-- YOUR GOAL --
Copy all lines below that use the word "speaker".

-- Element data from apps and pages --
+ + + + + + +

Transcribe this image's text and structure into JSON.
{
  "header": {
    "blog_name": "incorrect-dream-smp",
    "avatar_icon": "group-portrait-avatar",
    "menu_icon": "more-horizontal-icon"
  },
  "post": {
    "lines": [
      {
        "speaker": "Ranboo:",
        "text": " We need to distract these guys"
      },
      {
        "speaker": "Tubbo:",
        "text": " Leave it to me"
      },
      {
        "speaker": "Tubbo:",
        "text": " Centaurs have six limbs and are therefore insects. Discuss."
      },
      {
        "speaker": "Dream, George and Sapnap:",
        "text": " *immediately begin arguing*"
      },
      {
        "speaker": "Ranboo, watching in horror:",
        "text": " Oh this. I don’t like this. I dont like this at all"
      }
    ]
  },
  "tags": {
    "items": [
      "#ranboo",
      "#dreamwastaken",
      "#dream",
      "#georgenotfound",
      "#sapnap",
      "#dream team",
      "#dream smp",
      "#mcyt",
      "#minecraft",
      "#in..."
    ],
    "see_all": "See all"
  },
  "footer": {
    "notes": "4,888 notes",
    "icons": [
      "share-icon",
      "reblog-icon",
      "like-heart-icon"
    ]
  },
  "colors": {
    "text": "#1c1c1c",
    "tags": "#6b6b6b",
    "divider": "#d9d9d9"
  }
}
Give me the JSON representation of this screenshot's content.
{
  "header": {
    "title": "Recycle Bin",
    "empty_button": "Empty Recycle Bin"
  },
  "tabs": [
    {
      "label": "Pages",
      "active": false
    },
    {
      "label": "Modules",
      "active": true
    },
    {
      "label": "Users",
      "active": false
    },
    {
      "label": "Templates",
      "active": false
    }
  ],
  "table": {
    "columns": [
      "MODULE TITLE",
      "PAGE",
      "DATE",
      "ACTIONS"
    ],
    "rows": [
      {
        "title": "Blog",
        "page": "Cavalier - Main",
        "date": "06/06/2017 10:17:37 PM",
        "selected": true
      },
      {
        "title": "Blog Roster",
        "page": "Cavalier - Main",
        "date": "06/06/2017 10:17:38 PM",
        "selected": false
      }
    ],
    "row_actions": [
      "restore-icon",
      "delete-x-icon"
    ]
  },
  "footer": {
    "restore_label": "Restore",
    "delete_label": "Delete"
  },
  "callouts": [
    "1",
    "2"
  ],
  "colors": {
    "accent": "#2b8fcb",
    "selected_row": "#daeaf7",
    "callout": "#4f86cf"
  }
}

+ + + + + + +

-- ANSWER BOX --
        "speaker": "Ranboo:",
        "speaker": "Tubbo:",
        "speaker": "Tubbo:",
        "speaker": "Dream, George and Sapnap:",
        "speaker": "Ranboo, watching in horror:",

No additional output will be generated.